Evolution of Insurance
Evolution of insurance in India
In India, insurance has a deep-rooted history. It finds mention in the writings of Manu (Manusmrithi), Yagnavalkya (Dharmasastra) and Kautilya (Arthasastra).
The writings talk in terms of pooling of resources that could be re-distributed in times of calamities such as fire, floods, epidemics and famine. This was probably a pre-cursor to modern day insurance. Ancient Indian history has preserved the earliest traces of insurance in the form of marine trade loans and carriers’ contracts. Insurance in India has evolved over time heavily drawing from other countries, England in particular.
The advent of life insurance business in India
Advent of life insurance business in India
Government of India started publishing returns
The Insurance Amendment Act of 1950 abolished Principal Agencies
Life Insurance Corporation came into existance
The history of general insurance
The history of general insurance dates back to the Industrial Revolution in the west and the consequent growth of sea-faring trade and commerce in the 17th century. It came to India as a legacy of British occupation.
The British establish the Triton Insurance Company Ltd
The Indian Mercantile Insurance Ltd, was set up
General Insurance Council is formed
Insurance Act was amended
General insurance business was nationalized
The process of re-opening
This millennium has seen insurance come a full circle in a journey extending to nearly 200 years. The process of re-opening of the sector had begun in the early 1990s and the last decade and more has seen it been opened up substantially. In 1993, the Government set up a committee under the chairmanship of RN Malhotra, former Governor of RBI, to propose recommendations for reforms in the insurance sector.The objective was to complement the reforms initiated in the financial sector. The committee submitted its report in 1994 wherein , among other things, it recommended that the private sector be permitted to enter the insurance industry.
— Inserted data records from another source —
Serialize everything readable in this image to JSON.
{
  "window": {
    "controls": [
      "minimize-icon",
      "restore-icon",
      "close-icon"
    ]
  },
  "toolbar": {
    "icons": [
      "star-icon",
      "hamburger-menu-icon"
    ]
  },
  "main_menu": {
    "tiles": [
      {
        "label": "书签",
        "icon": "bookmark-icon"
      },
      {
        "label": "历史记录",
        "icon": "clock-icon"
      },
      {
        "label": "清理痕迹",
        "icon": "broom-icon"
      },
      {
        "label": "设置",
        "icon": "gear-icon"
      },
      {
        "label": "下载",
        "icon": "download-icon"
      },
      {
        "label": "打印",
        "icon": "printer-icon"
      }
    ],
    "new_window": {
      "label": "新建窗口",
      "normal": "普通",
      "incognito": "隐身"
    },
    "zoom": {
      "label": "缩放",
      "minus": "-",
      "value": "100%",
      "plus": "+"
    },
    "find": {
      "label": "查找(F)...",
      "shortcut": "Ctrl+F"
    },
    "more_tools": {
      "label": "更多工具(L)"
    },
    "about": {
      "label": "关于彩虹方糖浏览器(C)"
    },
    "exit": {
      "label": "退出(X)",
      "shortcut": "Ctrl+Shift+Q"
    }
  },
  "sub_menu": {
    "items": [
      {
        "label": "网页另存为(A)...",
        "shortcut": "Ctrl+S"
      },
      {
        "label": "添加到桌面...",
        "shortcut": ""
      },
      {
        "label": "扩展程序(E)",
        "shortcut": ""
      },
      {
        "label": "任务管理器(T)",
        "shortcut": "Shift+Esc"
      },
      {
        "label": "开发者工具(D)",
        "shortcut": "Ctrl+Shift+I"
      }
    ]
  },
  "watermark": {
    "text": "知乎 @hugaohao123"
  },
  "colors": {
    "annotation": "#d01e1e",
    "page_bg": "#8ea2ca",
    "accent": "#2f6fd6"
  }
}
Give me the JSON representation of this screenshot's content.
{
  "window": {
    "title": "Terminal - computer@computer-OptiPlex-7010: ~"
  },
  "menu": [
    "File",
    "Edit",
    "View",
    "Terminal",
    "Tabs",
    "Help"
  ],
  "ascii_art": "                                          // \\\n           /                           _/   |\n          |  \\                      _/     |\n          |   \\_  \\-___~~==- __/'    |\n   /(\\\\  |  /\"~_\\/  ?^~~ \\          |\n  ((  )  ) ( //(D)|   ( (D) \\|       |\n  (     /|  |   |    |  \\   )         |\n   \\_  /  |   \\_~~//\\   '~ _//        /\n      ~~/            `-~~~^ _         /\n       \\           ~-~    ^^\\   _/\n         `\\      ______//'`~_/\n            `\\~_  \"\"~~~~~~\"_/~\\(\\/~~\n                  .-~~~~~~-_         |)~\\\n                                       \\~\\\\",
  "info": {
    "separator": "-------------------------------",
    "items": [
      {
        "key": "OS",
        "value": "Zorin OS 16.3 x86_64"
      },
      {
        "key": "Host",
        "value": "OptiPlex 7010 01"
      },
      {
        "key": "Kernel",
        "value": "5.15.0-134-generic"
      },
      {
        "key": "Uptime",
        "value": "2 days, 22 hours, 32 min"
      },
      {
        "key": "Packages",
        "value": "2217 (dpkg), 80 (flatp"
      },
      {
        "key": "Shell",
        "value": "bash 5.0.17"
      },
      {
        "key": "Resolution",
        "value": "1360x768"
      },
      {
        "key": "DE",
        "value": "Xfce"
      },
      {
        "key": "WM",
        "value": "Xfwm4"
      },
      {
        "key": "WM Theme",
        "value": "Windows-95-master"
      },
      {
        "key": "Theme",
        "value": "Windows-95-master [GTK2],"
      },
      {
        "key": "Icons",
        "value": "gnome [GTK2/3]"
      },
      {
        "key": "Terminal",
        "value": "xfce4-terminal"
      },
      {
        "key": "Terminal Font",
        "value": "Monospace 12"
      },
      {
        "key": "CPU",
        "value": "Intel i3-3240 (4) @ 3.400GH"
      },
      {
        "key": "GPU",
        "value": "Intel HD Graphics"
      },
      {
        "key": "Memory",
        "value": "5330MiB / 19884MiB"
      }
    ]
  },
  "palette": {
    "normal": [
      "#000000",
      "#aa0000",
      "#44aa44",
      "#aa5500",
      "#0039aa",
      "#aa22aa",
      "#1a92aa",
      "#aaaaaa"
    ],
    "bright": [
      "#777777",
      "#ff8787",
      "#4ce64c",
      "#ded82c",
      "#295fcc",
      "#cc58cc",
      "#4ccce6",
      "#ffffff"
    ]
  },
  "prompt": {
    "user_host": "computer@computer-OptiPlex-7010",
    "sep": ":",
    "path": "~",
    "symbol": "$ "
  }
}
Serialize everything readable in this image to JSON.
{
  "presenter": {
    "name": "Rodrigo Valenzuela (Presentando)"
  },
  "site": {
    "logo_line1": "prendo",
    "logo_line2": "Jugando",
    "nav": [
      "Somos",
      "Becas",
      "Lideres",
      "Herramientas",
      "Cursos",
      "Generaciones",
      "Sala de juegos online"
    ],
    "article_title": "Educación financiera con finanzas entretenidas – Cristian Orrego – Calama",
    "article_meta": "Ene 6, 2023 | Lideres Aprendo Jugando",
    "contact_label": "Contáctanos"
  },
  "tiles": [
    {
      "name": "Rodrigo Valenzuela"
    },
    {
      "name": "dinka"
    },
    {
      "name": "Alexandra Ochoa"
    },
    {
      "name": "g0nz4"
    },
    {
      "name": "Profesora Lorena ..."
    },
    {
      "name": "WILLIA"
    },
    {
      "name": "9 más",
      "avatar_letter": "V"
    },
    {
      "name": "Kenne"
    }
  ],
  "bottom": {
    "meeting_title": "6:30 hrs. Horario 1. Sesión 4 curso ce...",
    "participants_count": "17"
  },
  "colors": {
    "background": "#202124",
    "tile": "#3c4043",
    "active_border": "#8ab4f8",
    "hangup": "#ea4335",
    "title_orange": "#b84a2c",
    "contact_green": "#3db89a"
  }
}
They stated that foreign companies be allowed to enter by floating Indian companies, preferably a joint venture with Indian partners.
The IRDA was incorporated as a statutory body
The IRDA opened up the market
the subsidiaries of the General Insurance Corporation of India were restructured as independent companies
Parliament passed a bill de-linking the four subsidiaries from GIC in July, 2002.
The insurance sector is a colossal one and is growing at a speedy rate of 15-20%. Together with banking services, insurance services add about 7% to the country’s GDP. A well-developed and evolved insurance sector is a boon for economic development as it provides long- term funds for infrastructure development at the same time strengthening the risk taking ability of the country.
Ref. No: IRDA/GEN/06/2007 | Published Date:12/05/2021 | Last Updated: 6:30 PM 31-07-2020